§ WHAT YOU NEED TO DO: Every line below that mentions the word "this" should be copied out.

----- RECORDS SUPPLIED -----

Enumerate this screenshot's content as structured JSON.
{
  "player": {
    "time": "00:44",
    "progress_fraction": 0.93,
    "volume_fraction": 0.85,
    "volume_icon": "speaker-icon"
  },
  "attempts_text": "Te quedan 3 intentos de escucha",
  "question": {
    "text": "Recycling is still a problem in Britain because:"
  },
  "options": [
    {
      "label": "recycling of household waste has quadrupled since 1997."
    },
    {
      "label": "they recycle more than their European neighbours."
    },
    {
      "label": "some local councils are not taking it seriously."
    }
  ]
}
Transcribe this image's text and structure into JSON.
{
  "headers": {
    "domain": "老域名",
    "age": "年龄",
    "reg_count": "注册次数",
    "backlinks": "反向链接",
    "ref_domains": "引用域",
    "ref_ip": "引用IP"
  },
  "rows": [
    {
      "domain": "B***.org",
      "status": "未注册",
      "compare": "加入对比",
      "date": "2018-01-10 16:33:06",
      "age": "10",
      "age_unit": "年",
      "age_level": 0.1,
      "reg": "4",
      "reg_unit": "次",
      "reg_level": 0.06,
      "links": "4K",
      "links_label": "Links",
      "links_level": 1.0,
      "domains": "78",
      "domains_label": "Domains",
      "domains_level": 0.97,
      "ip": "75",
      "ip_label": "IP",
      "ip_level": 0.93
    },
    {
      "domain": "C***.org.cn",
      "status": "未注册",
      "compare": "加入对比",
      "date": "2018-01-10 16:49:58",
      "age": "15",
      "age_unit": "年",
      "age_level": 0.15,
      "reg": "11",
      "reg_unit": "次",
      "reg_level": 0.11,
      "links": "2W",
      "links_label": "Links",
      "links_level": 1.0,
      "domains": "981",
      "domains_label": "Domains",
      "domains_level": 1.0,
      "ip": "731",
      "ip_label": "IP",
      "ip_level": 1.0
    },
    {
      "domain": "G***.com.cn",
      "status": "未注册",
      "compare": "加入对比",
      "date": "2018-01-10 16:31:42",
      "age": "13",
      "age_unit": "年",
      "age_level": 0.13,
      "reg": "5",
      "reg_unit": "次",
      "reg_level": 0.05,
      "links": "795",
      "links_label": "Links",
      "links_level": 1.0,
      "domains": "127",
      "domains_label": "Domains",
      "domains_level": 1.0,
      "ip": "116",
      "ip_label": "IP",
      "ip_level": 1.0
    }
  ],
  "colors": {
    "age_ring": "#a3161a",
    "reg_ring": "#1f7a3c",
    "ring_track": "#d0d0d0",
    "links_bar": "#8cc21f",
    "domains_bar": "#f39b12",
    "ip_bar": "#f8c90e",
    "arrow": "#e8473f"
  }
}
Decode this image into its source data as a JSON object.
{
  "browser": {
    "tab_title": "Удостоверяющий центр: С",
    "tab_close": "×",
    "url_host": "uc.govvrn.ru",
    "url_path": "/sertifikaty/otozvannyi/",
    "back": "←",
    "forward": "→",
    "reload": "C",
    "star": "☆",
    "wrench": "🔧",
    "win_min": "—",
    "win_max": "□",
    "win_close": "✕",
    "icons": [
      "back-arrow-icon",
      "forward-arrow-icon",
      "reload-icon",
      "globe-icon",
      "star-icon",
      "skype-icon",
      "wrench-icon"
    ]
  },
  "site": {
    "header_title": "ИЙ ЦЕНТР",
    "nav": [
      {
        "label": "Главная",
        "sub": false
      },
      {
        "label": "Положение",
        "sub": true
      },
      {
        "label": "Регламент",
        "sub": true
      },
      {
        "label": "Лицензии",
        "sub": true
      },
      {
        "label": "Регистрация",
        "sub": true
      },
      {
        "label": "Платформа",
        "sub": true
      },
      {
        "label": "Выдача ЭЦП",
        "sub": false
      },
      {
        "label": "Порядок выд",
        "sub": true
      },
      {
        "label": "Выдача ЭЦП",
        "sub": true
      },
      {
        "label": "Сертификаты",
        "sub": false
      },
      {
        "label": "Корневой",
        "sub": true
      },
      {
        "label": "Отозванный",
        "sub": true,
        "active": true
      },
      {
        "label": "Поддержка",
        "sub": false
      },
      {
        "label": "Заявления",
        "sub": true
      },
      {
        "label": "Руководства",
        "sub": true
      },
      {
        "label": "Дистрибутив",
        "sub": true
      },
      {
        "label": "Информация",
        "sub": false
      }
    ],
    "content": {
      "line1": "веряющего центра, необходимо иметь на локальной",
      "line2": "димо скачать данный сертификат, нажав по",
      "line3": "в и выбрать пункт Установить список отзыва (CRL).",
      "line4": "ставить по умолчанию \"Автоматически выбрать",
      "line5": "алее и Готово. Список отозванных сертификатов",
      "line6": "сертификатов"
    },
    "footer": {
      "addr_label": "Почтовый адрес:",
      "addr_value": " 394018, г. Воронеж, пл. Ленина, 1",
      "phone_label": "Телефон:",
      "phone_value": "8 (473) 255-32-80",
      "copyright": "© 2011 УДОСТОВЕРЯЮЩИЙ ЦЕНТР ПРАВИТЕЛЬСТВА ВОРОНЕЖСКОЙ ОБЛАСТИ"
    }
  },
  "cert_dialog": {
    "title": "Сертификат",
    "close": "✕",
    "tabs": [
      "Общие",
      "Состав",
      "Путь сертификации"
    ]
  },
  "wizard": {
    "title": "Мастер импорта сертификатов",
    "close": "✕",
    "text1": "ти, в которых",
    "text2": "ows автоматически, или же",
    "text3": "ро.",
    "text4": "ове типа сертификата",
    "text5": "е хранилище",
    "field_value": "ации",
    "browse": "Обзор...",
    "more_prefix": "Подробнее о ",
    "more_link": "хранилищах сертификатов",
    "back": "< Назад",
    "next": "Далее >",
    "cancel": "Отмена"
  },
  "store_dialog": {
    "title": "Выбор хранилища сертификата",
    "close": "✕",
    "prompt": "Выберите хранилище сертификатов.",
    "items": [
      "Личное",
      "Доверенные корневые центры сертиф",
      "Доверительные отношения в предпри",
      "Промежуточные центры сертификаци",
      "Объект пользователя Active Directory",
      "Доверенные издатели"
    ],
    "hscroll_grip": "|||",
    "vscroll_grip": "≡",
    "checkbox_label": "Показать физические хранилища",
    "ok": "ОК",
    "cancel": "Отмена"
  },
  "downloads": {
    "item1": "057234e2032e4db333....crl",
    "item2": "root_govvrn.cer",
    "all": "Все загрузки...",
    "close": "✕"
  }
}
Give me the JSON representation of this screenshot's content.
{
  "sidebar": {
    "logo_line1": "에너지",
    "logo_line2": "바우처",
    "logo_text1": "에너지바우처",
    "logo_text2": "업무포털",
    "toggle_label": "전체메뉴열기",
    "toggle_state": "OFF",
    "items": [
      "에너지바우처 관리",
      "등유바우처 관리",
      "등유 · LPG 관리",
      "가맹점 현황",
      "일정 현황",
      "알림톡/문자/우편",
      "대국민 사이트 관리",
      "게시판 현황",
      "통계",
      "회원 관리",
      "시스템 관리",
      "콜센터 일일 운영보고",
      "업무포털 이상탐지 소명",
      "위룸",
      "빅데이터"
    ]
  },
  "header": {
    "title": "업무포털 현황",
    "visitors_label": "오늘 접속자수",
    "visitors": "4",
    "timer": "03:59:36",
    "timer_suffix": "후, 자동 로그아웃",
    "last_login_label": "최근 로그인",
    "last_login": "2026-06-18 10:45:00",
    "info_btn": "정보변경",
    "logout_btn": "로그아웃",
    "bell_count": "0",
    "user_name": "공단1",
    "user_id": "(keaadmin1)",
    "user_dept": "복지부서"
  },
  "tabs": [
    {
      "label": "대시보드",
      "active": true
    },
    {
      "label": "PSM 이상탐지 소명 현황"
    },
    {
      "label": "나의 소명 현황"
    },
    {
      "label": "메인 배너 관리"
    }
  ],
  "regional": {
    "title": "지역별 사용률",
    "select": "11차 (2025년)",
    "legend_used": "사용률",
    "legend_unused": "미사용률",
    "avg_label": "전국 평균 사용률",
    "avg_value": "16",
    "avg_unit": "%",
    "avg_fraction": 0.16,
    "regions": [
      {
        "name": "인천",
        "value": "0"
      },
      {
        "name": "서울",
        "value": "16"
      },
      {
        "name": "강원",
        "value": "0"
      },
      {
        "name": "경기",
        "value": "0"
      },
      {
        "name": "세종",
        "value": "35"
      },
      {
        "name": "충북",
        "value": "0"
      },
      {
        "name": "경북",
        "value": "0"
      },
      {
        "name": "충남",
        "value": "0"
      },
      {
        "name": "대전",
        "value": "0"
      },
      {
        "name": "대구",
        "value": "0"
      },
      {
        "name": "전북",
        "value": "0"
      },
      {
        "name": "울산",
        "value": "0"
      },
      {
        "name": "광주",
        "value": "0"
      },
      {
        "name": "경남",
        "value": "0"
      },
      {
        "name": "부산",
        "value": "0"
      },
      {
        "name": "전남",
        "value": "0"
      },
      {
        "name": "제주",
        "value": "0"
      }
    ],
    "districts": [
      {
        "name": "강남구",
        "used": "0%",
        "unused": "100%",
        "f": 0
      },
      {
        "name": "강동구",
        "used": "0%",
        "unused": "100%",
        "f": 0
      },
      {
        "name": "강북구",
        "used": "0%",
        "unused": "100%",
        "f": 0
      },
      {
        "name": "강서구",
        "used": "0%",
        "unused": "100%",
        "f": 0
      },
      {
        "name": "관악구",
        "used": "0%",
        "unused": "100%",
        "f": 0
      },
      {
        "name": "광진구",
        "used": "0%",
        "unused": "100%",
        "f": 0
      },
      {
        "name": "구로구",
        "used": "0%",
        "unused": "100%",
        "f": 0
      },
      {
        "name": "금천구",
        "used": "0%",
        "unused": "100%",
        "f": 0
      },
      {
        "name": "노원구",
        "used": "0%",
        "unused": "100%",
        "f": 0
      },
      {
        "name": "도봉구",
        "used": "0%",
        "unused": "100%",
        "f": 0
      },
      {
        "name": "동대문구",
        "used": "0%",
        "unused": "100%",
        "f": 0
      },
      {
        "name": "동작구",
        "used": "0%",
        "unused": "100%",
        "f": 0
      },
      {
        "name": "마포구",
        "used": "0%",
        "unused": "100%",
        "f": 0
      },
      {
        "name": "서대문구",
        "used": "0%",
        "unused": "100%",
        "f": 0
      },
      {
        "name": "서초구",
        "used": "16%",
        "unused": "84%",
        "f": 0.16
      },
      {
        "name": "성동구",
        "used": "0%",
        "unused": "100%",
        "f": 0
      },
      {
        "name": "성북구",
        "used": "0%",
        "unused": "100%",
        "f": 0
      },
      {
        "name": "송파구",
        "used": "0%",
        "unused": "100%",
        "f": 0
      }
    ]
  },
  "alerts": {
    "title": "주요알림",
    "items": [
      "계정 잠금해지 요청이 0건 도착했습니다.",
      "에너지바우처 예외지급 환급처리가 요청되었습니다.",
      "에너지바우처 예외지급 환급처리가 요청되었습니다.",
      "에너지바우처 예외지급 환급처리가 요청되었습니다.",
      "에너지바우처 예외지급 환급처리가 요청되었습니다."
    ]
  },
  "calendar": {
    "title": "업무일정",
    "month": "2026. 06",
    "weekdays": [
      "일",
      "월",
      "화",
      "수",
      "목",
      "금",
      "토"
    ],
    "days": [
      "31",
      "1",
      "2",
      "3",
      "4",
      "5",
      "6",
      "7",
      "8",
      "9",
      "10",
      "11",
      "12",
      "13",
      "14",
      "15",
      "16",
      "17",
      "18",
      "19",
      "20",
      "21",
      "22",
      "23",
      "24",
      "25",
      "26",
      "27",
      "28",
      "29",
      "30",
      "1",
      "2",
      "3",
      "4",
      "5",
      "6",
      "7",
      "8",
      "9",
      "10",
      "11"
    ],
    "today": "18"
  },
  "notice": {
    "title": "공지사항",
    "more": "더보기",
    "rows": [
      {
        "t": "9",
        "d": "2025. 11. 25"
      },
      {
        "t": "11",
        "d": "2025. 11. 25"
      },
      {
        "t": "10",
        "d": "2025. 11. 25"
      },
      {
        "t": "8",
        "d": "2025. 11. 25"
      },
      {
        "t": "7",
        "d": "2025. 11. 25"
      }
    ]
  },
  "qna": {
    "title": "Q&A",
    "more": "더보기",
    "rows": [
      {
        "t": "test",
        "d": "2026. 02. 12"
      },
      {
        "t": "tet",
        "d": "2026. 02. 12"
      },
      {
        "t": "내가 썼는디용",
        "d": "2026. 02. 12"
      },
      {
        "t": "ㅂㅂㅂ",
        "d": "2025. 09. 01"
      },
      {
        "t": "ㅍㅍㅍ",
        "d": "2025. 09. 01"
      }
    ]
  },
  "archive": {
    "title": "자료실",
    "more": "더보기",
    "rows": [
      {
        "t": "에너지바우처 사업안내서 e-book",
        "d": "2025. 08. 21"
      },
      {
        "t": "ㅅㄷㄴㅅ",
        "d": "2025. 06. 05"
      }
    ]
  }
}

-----

§ SOLUTION:
Enumerate this screenshot's content as structured JSON.
Transcribe this image's text and structure into JSON.
Decode this image into its source data as a JSON object.
Give me the JSON representation of this screenshot's content.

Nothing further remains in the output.